When Deftones singer Chino Moreno’s name becomes attached to your band, the level of anticipation jumps the scale from a niche genre to many worlds of music lovers. Moreno isn’t backed by just any musicians in Palms, though: Three members of the now-defunct ISIS (drummer Aaron Harris, guitarist Cliff Meyer and bassist Jeff Caxide) have the musical chops and experience to make any musical project stand out, and are far from a backdrop to let Moreno’s well-known croon or scream play the keynote. Palms’ self-titled debut album drops on June 25 via Ipecac Recordings, with tour dates in the wings. SLUG caught up on all things Palms with drummer Harris. 

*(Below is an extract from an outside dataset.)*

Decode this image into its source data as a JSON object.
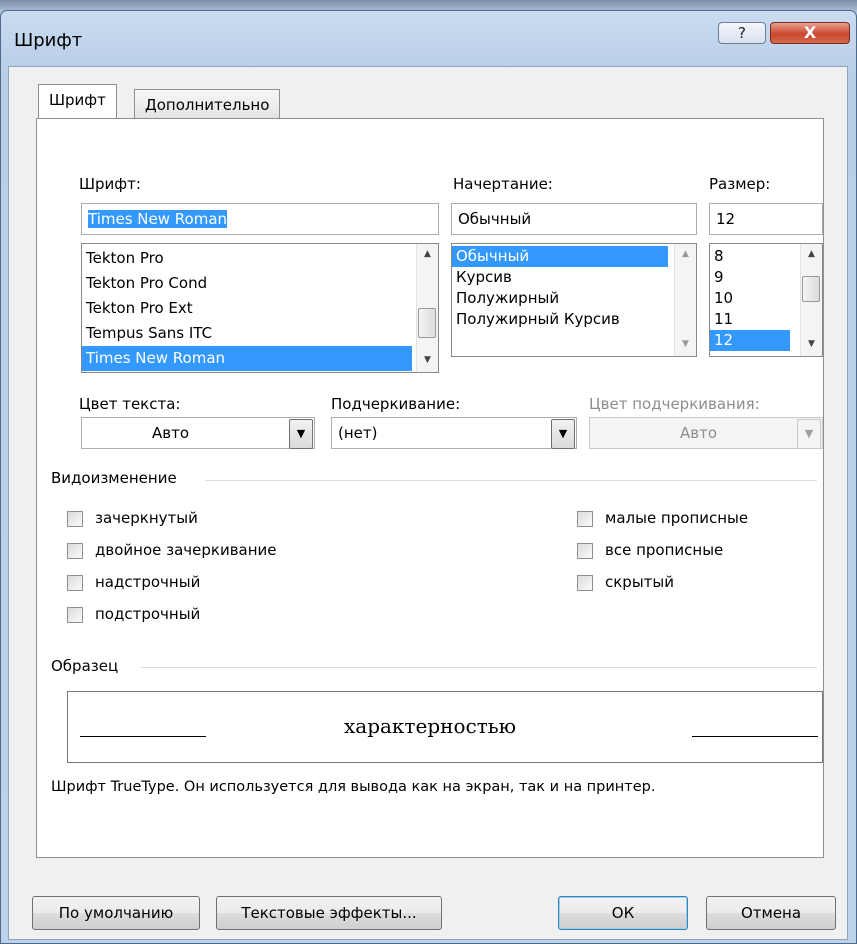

“What we do is hard to describe. It’s not metal and it’s not typical rock. I think there will be elements where people will recognize sounds that ISIS had. It will be somewhat familiar, but it will also sound new and different,” says Harris. He mentions that it took some time after ISIS disbanded for the players to process the mark that they left on the music scene. The band that everybody initially hacked as a wannabe Neurosis post-hardcore band morphed itself into something nobody saw coming. Harris said the players still had the old ISIS practice space, and when they realized the practice space didn’t fit their new direction, they had the opportunity to get a new space overlooking downtown LA, where things started to take shape and they began recording songs.  “It was kind of awkward and weird at first. We didn’t go in with any preconceived ideas. We did know that we wanted a singer—we didn’t want it to be instrumental,” says Harris. 

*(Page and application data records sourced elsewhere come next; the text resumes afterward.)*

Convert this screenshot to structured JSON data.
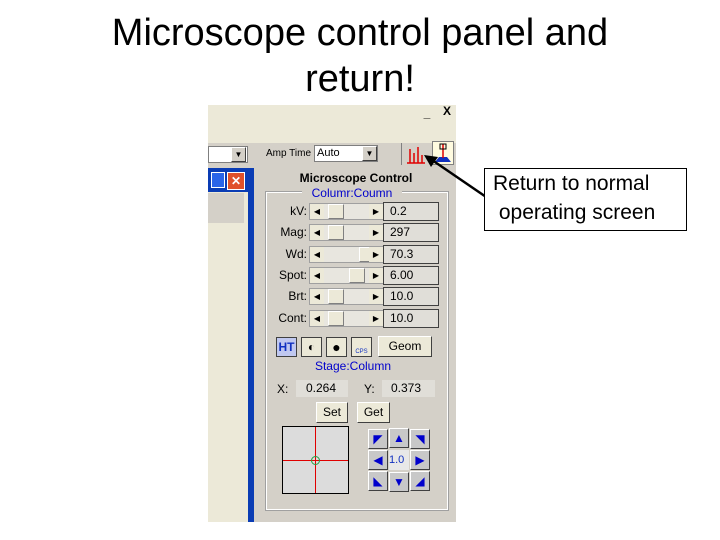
{
  "slide": {
    "title_line1": "Microscope control panel and",
    "title_line2": "return!",
    "callout_line1": "Return to normal",
    "callout_line2": " operating screen"
  },
  "window": {
    "minimize": "_",
    "close": "X"
  },
  "toolbar": {
    "amp_time_label": "Amp Time",
    "amp_time_value": "Auto",
    "spectrum_icon": "spectrum-icon",
    "microscope_icon": "beam-icon"
  },
  "panel": {
    "title": "Microscope Control",
    "column_group": "Columr:Coumn",
    "sliders": [
      {
        "label": "kV:",
        "value": "0.2",
        "position": 0.1
      },
      {
        "label": "Mag:",
        "value": "297",
        "position": 0.1
      },
      {
        "label": "Wd:",
        "value": "70.3",
        "position": 0.85
      },
      {
        "label": "Spot:",
        "value": "6.00",
        "position": 0.6
      },
      {
        "label": "Brt:",
        "value": "10.0",
        "position": 0.1
      },
      {
        "label": "Cont:",
        "value": "10.0",
        "position": 0.1
      }
    ],
    "ht_button": "HT",
    "cps_label": "CPS",
    "geom_button": "Geom",
    "stage_group": "Stage:Column",
    "x_label": "X:",
    "x_value": "0.264",
    "y_label": "Y:",
    "y_value": "0.373",
    "set_button": "Set",
    "get_button": "Get",
    "step_value": "1.0"
  },
  "colors": {
    "panel": "#d4d0c8",
    "group_title": "#0000cc",
    "crosshair": "#e00000",
    "window_blue": "#0a3cb4",
    "close_red": "#e0502a"
  }
}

The bond, between Moreno and the other members of Palms, came out of Harris’ friendship with the Deftones. On a hike with Harris, Moreno asked what the three members were up to, and Harris told him they were working on new music. Harris wound up sending the new tunes to Moreno, who demoed his voice for the tracks, and Palms came to fruition. 

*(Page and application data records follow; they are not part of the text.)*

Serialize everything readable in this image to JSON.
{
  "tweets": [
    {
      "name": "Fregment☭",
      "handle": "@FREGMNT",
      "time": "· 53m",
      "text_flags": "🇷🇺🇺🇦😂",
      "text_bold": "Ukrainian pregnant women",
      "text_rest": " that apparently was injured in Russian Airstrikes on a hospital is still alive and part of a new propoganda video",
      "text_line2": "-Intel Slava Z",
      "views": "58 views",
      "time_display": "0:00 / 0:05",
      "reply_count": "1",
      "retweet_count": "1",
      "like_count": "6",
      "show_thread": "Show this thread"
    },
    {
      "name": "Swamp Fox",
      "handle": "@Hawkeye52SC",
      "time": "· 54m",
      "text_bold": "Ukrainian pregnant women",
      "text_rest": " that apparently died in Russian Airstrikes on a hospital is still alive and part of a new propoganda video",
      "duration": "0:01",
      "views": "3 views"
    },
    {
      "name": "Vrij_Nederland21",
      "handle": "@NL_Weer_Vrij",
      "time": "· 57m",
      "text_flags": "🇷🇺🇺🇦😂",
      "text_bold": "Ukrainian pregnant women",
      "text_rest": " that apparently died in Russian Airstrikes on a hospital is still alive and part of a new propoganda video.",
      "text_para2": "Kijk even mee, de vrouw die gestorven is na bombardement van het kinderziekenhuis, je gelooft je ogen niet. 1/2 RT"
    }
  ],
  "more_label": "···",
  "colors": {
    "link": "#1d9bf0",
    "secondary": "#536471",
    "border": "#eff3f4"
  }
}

Even though Palms and Isis are separate musical entities, they are not actively avoiding comparisons between the bands. The musical tones in Palms are reminiscent of Isis simply because the bands feature the same musicians. “I think it’s just our sound—it’s how I play drums, how Cliff plays guitar and [how] Jeff plays bass,” Harris says.
That almost-trademark-ISIS tone filters through in Palms, which may initially inspire listeners to feel that this is simply ISIS with Moreno singing. “Future Warrior” and “Patagonia” especially have that twang that Isis made so relevant on their last few albums. “I did want it to be full and make those heavy moments in the way the heavy moments in ISIS hit, so I think, subconsciously, I was trying to mimic that, somewhat,” says Harris. As Palms’ debut progresses, it ventures away from ISIS’ sound. “Mission Sunset” and album closer “Antarctic Sunset” depart into shoegaze, as Moreno sways his vocal style in unfamiliar ways.
Moreno definitely adds a unique element to the music created by Harris, Meyer and Caxide, though. “He’s a really dynamic singer. He can be pretty, he can be sort of sexy, he can be in your face, sort of angry and pretty nasty sounding. I really admire him and his sound,” Harris says. 
Palms’ debut comes across as a work of album-oriented music. There is strength in each song, but they come off more as pieces to the puzzle that complete the picture of the Palms debut. “It’s not a first-listen record—people are going to have to listen to it a few times. A lot of my favorite records throughout my life are like that … The first time you hear it, you say, ‘Well, I don’t know how I feel about it.’ Then you start discovering these little things, and then those little things become really important to you, and then they end up being some of your favorite records,” says Harris.
I find that the music that isn’t the easiest to ingest becomes some of the best stuff for your ears, just like eating your veggies does for your stomach. In the end, it all turns out that it’s the best for you. Palms don’t feel like they’re trying hard to hammer a musical view into your skull. The band’s music is open-ended and up for listeners’ interpretation. The band initially seem like a little bit of ISIS and a little bit of Deftones, but the harder you crunch, the bigger the taste it’s going to leave on your auditory palate.